Search the records below for "JSON" and copy every line it turns up in.
--- Supplied material Enclosed Below ---
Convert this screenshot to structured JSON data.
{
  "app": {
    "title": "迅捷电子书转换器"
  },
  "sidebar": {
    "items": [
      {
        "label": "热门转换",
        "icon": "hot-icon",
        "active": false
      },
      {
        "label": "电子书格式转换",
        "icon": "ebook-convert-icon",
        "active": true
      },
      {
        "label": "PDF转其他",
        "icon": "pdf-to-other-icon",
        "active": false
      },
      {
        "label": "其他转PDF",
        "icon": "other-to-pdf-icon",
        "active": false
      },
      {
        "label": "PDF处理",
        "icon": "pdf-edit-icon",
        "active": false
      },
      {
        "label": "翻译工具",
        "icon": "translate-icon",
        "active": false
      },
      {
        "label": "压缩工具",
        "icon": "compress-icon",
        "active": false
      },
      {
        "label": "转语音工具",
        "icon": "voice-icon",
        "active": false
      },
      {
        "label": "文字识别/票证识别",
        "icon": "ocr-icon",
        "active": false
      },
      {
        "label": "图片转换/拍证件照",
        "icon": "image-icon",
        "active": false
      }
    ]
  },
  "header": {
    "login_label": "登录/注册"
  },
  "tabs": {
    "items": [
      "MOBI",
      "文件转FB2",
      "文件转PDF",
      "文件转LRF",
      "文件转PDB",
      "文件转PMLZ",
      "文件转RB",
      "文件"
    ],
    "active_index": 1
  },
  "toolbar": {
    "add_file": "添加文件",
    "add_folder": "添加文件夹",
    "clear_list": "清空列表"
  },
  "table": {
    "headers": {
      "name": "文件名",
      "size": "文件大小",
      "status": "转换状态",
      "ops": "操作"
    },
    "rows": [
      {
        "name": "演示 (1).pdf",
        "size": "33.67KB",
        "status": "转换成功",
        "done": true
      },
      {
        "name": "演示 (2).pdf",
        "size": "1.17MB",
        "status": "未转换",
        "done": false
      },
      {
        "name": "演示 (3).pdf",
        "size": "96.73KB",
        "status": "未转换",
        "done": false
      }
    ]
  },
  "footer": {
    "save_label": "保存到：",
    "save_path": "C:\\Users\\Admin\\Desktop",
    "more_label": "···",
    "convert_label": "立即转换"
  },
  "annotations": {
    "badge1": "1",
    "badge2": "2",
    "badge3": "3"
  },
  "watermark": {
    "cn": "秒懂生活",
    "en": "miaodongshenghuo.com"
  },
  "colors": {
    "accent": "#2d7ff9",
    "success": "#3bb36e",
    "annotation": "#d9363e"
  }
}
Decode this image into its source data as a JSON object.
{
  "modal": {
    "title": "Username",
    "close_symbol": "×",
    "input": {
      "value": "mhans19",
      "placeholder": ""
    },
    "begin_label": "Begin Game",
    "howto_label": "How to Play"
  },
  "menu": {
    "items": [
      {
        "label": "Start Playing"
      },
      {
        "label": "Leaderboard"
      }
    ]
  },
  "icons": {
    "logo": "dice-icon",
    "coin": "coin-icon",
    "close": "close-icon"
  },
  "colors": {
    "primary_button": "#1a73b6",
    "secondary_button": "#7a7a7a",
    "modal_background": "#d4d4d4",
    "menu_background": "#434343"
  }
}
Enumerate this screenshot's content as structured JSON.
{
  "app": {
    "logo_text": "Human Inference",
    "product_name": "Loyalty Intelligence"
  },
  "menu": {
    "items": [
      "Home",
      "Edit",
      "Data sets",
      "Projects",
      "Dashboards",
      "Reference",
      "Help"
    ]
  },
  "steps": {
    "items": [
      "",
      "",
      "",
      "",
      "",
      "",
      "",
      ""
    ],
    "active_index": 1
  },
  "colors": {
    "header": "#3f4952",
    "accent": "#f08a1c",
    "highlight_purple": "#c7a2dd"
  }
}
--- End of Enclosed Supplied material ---
### Response to this task
Convert this screenshot to structured JSON data.
Decode this image into its source data as a JSON object.
Enumerate this screenshot's content as structured JSON.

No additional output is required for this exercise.